in the last year, we have reached several payments milestones, including the launch of SEPA Direct Debit (SDD), and the transposition of the Payment Services Directive (PSD) into national law in most of the EU. So the time is right to reflect on SEPA migration to date and the challenges the banking industry still has to overcome.
While both SEPA Credit Transfers and SEPA Direct Debits are now available, implementation and adoption has not necessarily followed.

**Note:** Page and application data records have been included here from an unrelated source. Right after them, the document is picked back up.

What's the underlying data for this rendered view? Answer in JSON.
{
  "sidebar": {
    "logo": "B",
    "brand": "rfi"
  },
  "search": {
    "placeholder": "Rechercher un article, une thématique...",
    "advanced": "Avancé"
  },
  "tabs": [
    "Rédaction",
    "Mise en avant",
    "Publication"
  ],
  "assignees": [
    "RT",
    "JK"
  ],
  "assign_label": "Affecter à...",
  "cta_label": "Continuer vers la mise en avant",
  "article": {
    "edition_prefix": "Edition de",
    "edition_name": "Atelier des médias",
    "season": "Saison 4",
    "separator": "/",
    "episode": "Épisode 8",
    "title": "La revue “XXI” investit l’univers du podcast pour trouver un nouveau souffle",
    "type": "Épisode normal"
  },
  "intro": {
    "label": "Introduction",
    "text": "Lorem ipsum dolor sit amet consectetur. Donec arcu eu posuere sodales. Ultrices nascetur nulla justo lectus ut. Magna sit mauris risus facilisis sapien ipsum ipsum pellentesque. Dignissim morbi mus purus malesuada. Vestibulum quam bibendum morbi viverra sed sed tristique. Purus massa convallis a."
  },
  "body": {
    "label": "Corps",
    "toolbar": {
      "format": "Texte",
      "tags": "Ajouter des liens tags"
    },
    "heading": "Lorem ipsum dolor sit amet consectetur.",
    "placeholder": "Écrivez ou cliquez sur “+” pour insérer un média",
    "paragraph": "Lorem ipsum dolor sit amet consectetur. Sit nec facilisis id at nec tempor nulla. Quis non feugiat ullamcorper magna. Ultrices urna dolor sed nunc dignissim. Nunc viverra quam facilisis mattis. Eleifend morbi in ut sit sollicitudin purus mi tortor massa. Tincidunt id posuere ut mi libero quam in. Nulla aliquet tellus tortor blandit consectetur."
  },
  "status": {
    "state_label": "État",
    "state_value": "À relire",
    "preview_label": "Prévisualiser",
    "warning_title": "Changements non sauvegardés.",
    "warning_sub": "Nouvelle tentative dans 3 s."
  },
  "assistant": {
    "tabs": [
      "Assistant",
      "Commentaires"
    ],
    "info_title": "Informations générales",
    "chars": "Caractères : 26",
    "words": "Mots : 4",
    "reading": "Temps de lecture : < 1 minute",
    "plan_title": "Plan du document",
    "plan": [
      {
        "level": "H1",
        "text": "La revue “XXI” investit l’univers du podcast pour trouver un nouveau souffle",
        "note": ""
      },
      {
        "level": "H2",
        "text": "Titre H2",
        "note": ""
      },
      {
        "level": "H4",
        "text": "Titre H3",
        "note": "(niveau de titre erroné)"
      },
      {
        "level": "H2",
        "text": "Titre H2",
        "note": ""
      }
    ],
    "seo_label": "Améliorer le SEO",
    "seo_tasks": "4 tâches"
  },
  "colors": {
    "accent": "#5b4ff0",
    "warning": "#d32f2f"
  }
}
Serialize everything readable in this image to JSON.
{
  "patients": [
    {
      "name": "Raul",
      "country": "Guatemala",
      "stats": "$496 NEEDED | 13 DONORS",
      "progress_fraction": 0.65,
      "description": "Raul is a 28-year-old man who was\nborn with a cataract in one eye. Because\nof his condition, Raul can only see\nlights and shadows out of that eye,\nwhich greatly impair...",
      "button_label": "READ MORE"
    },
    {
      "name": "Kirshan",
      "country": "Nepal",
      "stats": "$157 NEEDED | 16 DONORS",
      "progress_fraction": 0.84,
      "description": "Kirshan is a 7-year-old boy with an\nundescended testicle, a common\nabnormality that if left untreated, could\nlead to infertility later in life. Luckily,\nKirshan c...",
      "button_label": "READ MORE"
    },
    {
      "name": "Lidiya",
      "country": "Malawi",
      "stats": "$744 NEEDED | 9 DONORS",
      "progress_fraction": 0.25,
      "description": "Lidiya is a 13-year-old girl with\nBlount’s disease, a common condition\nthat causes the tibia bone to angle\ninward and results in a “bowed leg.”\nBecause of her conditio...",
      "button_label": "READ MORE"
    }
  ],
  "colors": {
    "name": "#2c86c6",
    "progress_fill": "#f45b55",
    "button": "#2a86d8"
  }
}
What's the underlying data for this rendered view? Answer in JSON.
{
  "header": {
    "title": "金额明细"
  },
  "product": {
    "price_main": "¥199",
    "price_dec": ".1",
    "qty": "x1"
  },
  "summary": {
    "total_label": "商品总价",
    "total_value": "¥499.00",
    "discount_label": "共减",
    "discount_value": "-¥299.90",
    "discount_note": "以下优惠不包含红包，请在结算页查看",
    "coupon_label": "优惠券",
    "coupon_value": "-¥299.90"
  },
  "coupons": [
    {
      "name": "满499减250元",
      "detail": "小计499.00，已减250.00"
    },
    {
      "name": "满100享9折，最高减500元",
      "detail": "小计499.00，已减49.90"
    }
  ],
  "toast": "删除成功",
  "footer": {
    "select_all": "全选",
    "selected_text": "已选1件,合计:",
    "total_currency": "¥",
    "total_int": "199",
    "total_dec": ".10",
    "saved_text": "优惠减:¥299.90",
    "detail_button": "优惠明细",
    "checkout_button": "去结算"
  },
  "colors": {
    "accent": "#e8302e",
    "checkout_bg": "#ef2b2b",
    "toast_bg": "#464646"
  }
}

In fact, most banks, for example, still do not comply with SEPA Direct Debit regulations and the latest figures from the European Commission show that only around 2,600 of Europe's 8,000 banks were ready for the launch of SEPA's Direct Debit scheme on 2nd November 2009. However, there are six key steps that corporates can take in order to harness the benefits of SEPA whilst maintaining current levels of efficiency and avoiding costly bank charges.
First of all, corporates now need to ensure that they have a good understanding of SEPA to fully assess existing operations against the new regulatory requirements
Secondly, corporates in particular need to investigate in which countries they plan to operate and consequently consider which countries they will want to make payments into and within to create the scope of their planning since the use of IBAN (International Bank Account Number) and BIC (Bank Identifier Code) is mandatory for all SEPA Credit Transfers and SEPA Direct Debits both domestic and cross-border
Then, organisations should contact their bank to find out about the changes that the PSD makes to the agreement between them and their payment services provider
Furthermore, corporates need to be clear about what the charges are likely to be for invalid payment details or instructions in the wrong format
In addition, to minimise the costs, organisations will need to complete migration to SEPA in a timely and efficient manner by assessing how much data needs to be converted to the IBAN and BIC format and the resources required to avoid errors in converting the data
Finally, corporates need to investigate whether their current payments systems can capture and handle the IBAN and BIC formats required for Eurozone payments to help quantify the amount of system change required to be SEPA-compliant.
Despite the associated challenges, we must not forget that the move to SEPA does create opportunities that corporates as well as the banks have been slow to take advantage of. It might be that by following these steps, organisations are able to smoothly migrate to the SEPA payment systems and avoid costly errors as a result of failed cross-border payments.
Thanks Jon … nice to know someone's thinking about this!